Still, despite Mr. Pfeiffer touting the benefits of legal marijuana to his CDU colleagues, Mr. Wurth wasn’t expecting Ms. Merkel to allow the legislation to pass. “It will be a long time before the party has a majority in favor of legalization,” he said.
Even so, opposition to marijuana legalization is thawing fast among other German parties.
The pro-business German Free Democratic Party, which was part of Ms. Merkel’s coalition government until 2013, added the regulated distribution of cannabis to the party’s platform this month.
For Steffen Geyer of Berlin’s Hemp Museum, it is high time that weed becomes legal in Germany.
“Marijuana should be governed by the same rules as tobacco and wine,” Mr. Geyer said. “The prohibition of cannabis is wrong. It hurts people, it hurts the economy and it empowers organized crime.”
The growing support for legalization has sparked a backlash, however.
Germany’s federal Drug Commissioner Marlene Mortler recently told the daily newspaper Passauer Neue Presse that the country didn’t need more legal drugs on offer because Germans had enough problems with alcohol and tobacco.
Her comments came a few days after the Organization for Economic Cooperation and Development warned Germans to cut down on alcohol consumption, citing heavy costs on the health of individuals and society.
Munich resident Laura, who asked her last name be withheld, approves of cannabis use for medical purposes, but has reservations about legalization for recreational purposes.
“I know a few people who have developed psychiatric problems like psychosis and schizophrenia from weed,” Laura said, echoing concerns aired by marijuana researchers. “Legalization would mainly profit those who make a business out of it and not users.”
Even in Berlin’s most infamous open-air pot market of Gorlitzer Park — an old railway terminus that’s popular among skateboarders, graffiti artists and others — some passers-by said they would rather keep the marijuana business under the table.
Malick, a Senegalese immigrant who has spent over a decade dealing weed in the park, said legalization would put him out of a job.
“You’ve got to legalize it in your mind, not on the books,” said Malick, who declined to give his last name out of fear of being targeted by police. “This isn’t my dream job. But I sell weed when I need money and see customers.”
“I don’t want them to legalize it because then the government will be able to say who can have it and who can’t,” he added. “People like me aren’t going to be the ones running the coffee shops” like those in the Netherlands that sell legal marijuana.
According to cannabis legalization expert Tom Blickman of the Transnational Institute, a Dutch think tank, Germany isn’t the only European country considering a more relaxed stance on marijuana. As in the U.S., a patchwork of different — often conflicting — laws on marijuana now blanket the continent.
“What you see generally in Europe is a move towards decriminalization of personal possession in certain qualities,” Mr. Blickman said.
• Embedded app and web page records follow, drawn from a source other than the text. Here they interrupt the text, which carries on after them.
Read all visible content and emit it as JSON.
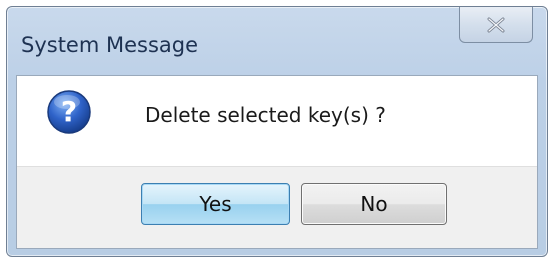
{
  "window": {
    "title": "System Message"
  },
  "titlebar": {
    "close_icon": "close-icon"
  },
  "message": {
    "icon": "question-icon",
    "text": "Delete selected key(s) ?"
  },
  "buttons": {
    "yes_label": "Yes",
    "no_label": "No"
  },
  "colors": {
    "accent_button_border": "#3c7fb1",
    "question_icon_blue": "#2f63c9"
  }
}
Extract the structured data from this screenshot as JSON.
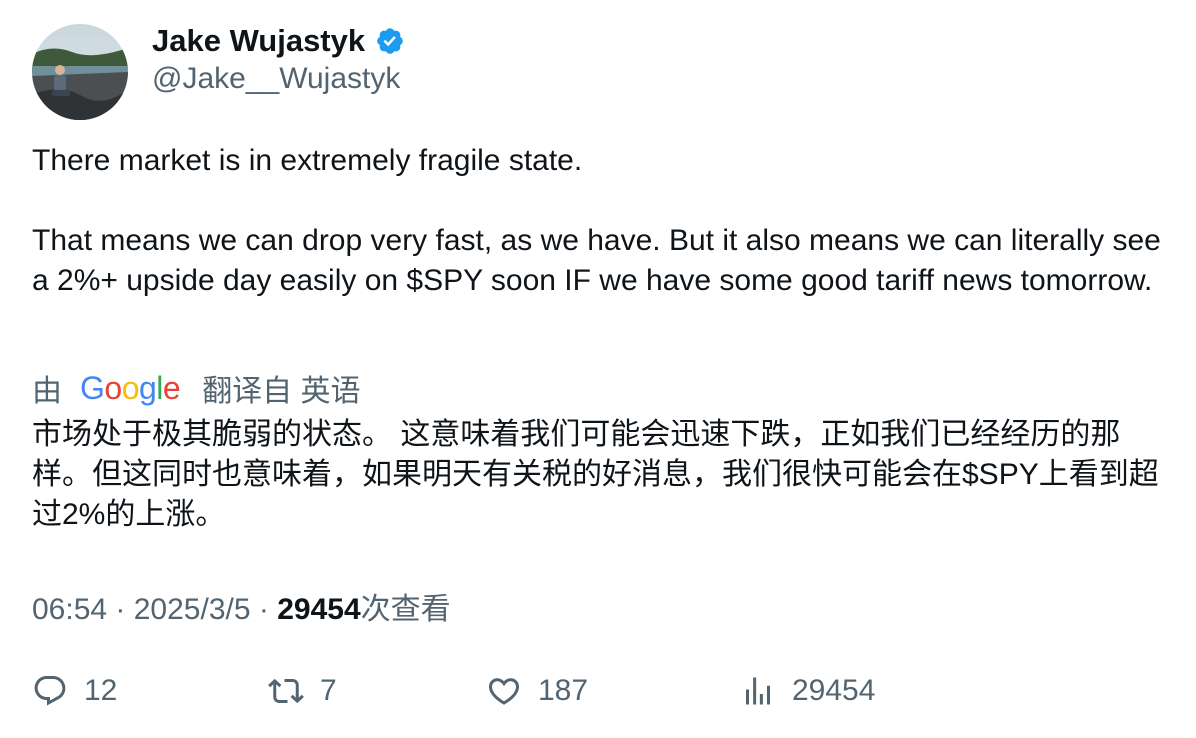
{
  "author": {
    "display_name": "Jake Wujastyk",
    "handle": "@Jake__Wujastyk",
    "verified": true,
    "avatar_icon": "profile-photo"
  },
  "tweet": {
    "paragraph_1": "There market is in extremely fragile state.",
    "paragraph_2": "That means we can drop very fast, as we have. But it also means we can literally see a 2%+ upside day easily on $SPY soon IF we have some good tariff news tomorrow."
  },
  "translation": {
    "prefix": "由",
    "provider_letters": [
      "G",
      "o",
      "o",
      "g",
      "l",
      "e"
    ],
    "provider_colors": [
      "#4285F4",
      "#EA4335",
      "#FBBC05",
      "#4285F4",
      "#34A853",
      "#EA4335"
    ],
    "label": "翻译自 英语",
    "text": "市场处于极其脆弱的状态。 这意味着我们可能会迅速下跌，正如我们已经经历的那样。但这同时也意味着，如果明天有关税的好消息，我们很快可能会在$SPY上看到超过2%的上涨。"
  },
  "meta": {
    "time": "06:54",
    "separator_1": " · ",
    "date": "2025/3/5",
    "separator_2": " · ",
    "views_count": "29454",
    "views_label": "次查看"
  },
  "actions": {
    "replies": "12",
    "retweets": "7",
    "likes": "187",
    "views": "29454"
  },
  "colors": {
    "text_primary": "#0f1419",
    "text_secondary": "#536471",
    "verified_blue": "#1d9bf0"
  }
}
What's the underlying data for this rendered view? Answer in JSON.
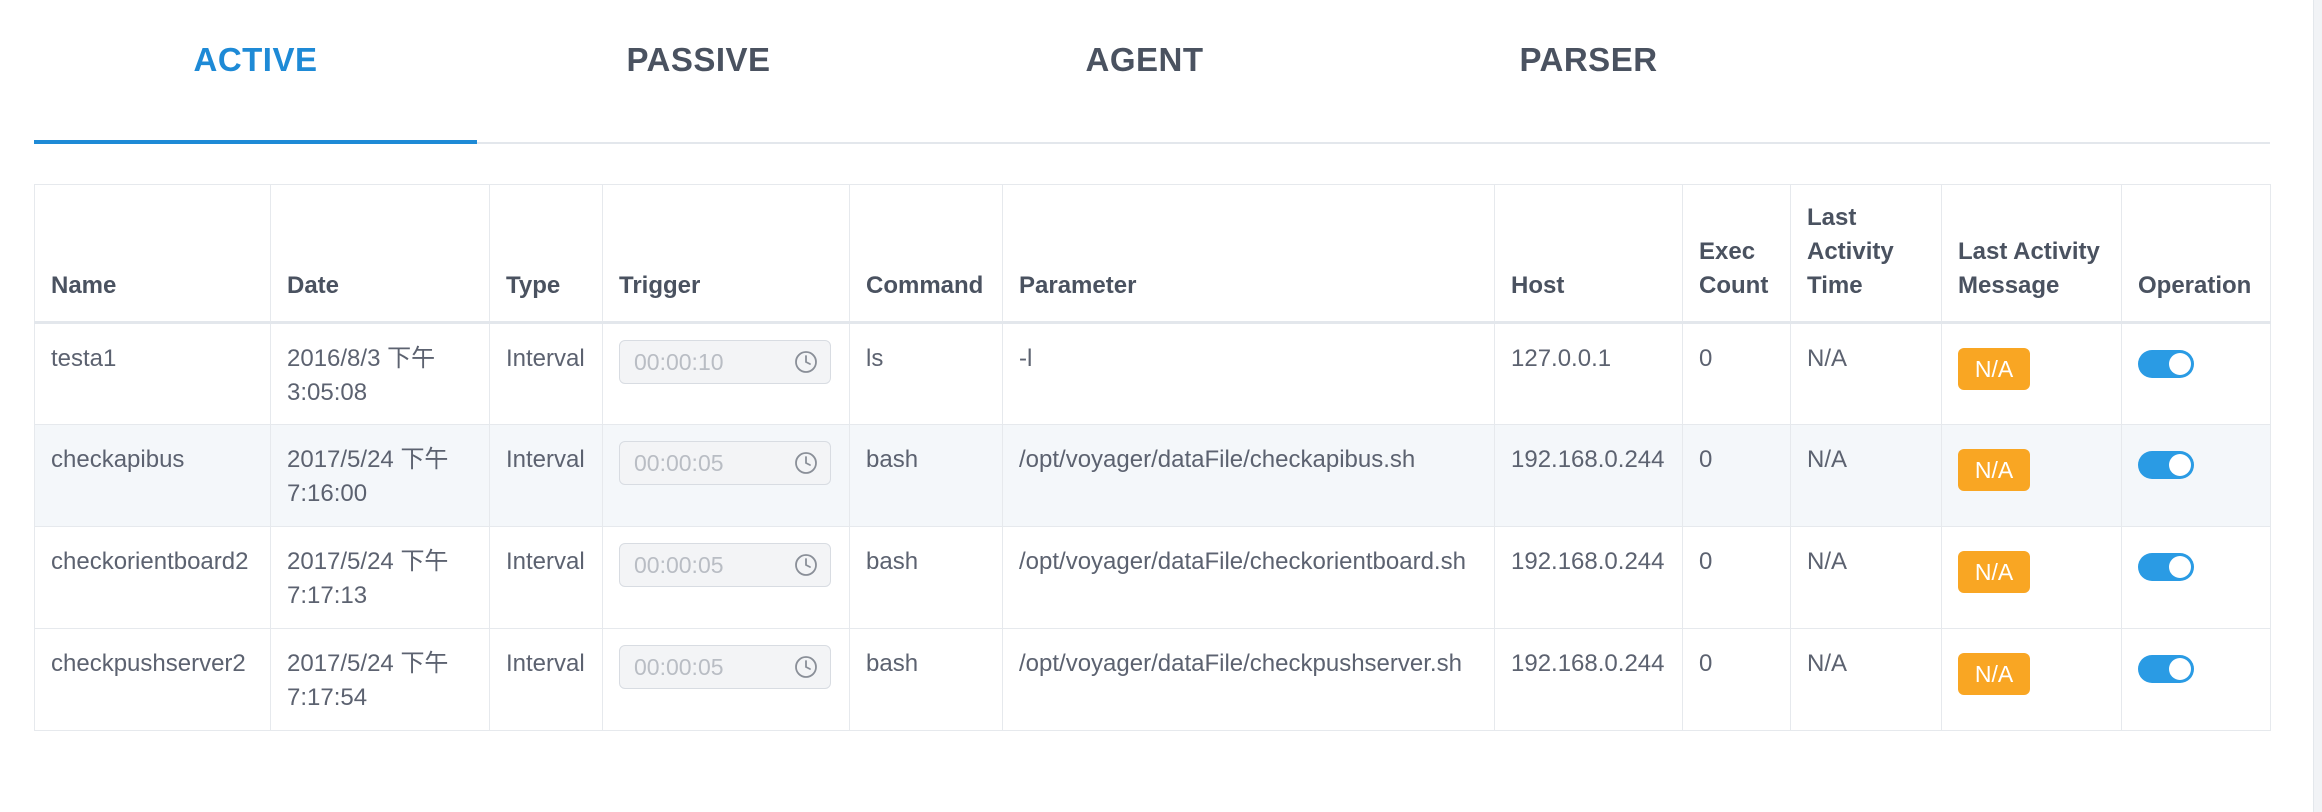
{
  "tabs": [
    {
      "label": "ACTIVE",
      "active": true
    },
    {
      "label": "PASSIVE",
      "active": false
    },
    {
      "label": "AGENT",
      "active": false
    },
    {
      "label": "PARSER",
      "active": false
    }
  ],
  "table": {
    "headers": {
      "name": "Name",
      "date": "Date",
      "type": "Type",
      "trigger": "Trigger",
      "command": "Command",
      "parameter": "Parameter",
      "host": "Host",
      "exec_count": "Exec Count",
      "last_activity_time": "Last Activity Time",
      "last_activity_message": "Last Activity Message",
      "operation": "Operation"
    },
    "rows": [
      {
        "name": "testa1",
        "date": "2016/8/3 下午 3:05:08",
        "type": "Interval",
        "trigger": "00:00:10",
        "command": "ls",
        "parameter": "-l",
        "host": "127.0.0.1",
        "exec_count": "0",
        "last_activity_time": "N/A",
        "last_activity_message": "N/A",
        "enabled": true
      },
      {
        "name": "checkapibus",
        "date": "2017/5/24 下午 7:16:00",
        "type": "Interval",
        "trigger": "00:00:05",
        "command": "bash",
        "parameter": "/opt/voyager/dataFile/checkapibus.sh",
        "host": "192.168.0.244",
        "exec_count": "0",
        "last_activity_time": "N/A",
        "last_activity_message": "N/A",
        "enabled": true
      },
      {
        "name": "checkorientboard2",
        "date": "2017/5/24 下午 7:17:13",
        "type": "Interval",
        "trigger": "00:00:05",
        "command": "bash",
        "parameter": "/opt/voyager/dataFile/checkorientboard.sh",
        "host": "192.168.0.244",
        "exec_count": "0",
        "last_activity_time": "N/A",
        "last_activity_message": "N/A",
        "enabled": true
      },
      {
        "name": "checkpushserver2",
        "date": "2017/5/24 下午 7:17:54",
        "type": "Interval",
        "trigger": "00:00:05",
        "command": "bash",
        "parameter": "/opt/voyager/dataFile/checkpushserver.sh",
        "host": "192.168.0.244",
        "exec_count": "0",
        "last_activity_time": "N/A",
        "last_activity_message": "N/A",
        "enabled": true
      }
    ]
  },
  "colors": {
    "accent": "#1e8ad6",
    "badge": "#f9a623",
    "toggle_on": "#2a9be4"
  },
  "icons": {
    "trigger_icon": "clock-icon"
  }
}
He added that even the Netherlands, with one of Europe’s most liberal marijuana policies, is moving toward more regulation to exert a measure of legal control over the chains that supply the coffee houses.
“In the Netherlands, everything is prohibited except for consumption,” Mr. Blickman said. “Coffee shops are not prosecuted if they abide by certain rules, but the law still says that it is illegal to sell weed.”
While Mr. Blickman is unsure Mr. Pfeiffer’s bill will pass in Germany, he thinks that it is the first step toward full-fledged legalization.
“I think that will happen within the next 10 years, depending on the political dynamics,” Mr. Blickman said. “But with the example of the United States and Uruguay, where they have basically legalized the cannabis market, not only Germany but more countries in Europe, will move toward a regulated cannabis market.”